On June 20, IOM stated that 225,000 Cambodian migrant workers had left Thailand. Hun Sen stated on June 26 that at least 250,000 had left. Thai figures are much lower than this, but this is because they don’t count all arrivals and departures at some border crossings so it seems like the number of Cambodian workers who left was in excess of 200,000 and likely closer to 250,000.
NOTE: This post will focus on the fall-out on the Thai side, but it cannot be underestimated that the return of around 250,000 people has caused problems in Cambodia (this is more than one percent of the Cambodian population) and the exodus was so quick that it has no doubt caused political problems in Cambodia, as there will not be enough jobs for all the people. It has forced Hun Sen to cooperate with the junta. (Veera’s release?).* Nevertheless, this is a blog that focuses on Thailand so this post will do so as well.
“If the exodus continues, the construction industry will be hit hard during the latter half of the year when the economic conditions are expected to improve,” said Somboon Weerapakorn, an executive at Westcon, a Bangkok-based construction company.
Suchart Chantaranakaracha, vice chairman of the business group Federation of Thai Industries, said he expects the workers will return.

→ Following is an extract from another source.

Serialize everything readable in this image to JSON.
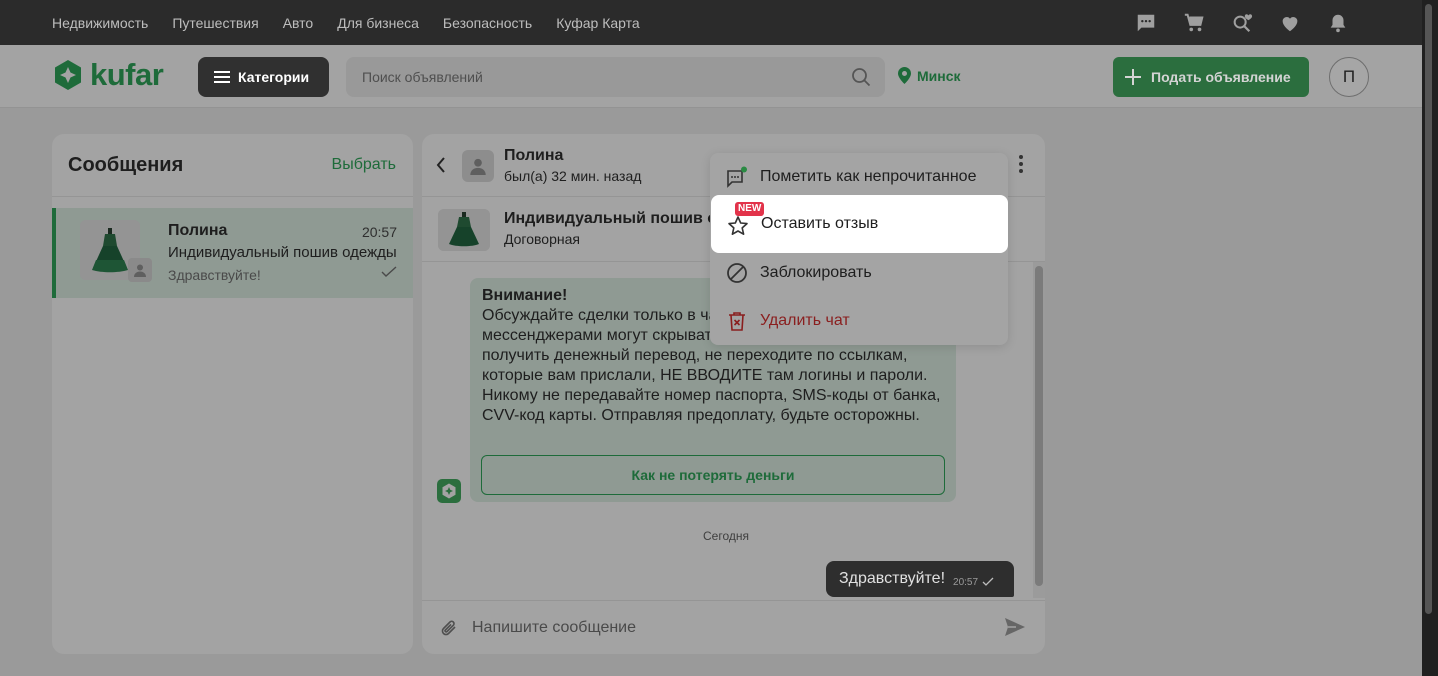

“With Thailand as a developing country that can offer more jobs than neighboring countries, I believe migrant labor will soon return, providing that the clarification on the crackdown rumors is effectively communicated to them,” Mr. Suchart said
With the exodus, the Thai property industry is now coming to terms with this short-term loss of manpower.
But Thailand’s former finance minister worries about a greater impact on the economy.
Thirachai Phuvanatnarunubala said: “Even though the amount of labour cost involved with the Cambodian workers in this respect is only a tiny amount, the problem is… when this has effect on stalling the progress of construction projects.”
More than half of laborers on construction sites typically are foreign workers, mostly from Myanmar and Cambodia, said Aungsurus Areekul, president of the Thai Contractor Association.
The high outflow of the Cambodians “has caused a problem at some construction sites. It also has alarmed other migrant workers from other countries. So there are some impacts,” Mr. Aungsurus said.
As many as 70 percent of the workers involved in loading grain at warehouses and moving it to vessels have left the country, Chookiat Ophaswongse, the association’s honorary president, said by phone from Bangkok yesterday. That could delay deliveries by as much as three weeks, he said.
Workers load bags from warehouses onto lighters and onto vessels at ports, said Sermsak Kuonsongtum, director of Chaiyaporn Group, an exporter, and association vice president.
The loading rate is about 300 tons a day now compared with 1,500 tons normally, Sermsak said by phone from Bangkok.
In Rayong province, around 200 kilometres (125 miles) from the Thai-Cambodian border, factories have cut production after losing many of their Cambodian workers, said Sanguan Seangwongkij, vice chairman of the association of rubberwood operators in the region.
“Many of the factories in my group have had to slow down production because of an up to 30 per cent shortage of workers,” he said, adding it was “damaging foreign confidence” in the sector.
The factories, which process old rubber trees to make furniture, rely upon Cambodian labour but also hire workers from Myanmar, he explained.
BP: While initial reports pushed on the Thai side that Cambodians were returning was rather comical – a couple hundred a day were returning while ignoring a couple thousand a day were still leaving – with Cambodia lowering passport costs and new processing centres on the Thai side, there are more recent reports that as of July, around 1,000 Cambodians a day are now returning to Thailand. To put this in perspective though, and assuming simply for this exercise that no further Cambodians were to leave, at 1,000 a day it would take 250 days for all the Cambodian workers who left to return. That is a long time.
* h/t to Lee Jones for this point.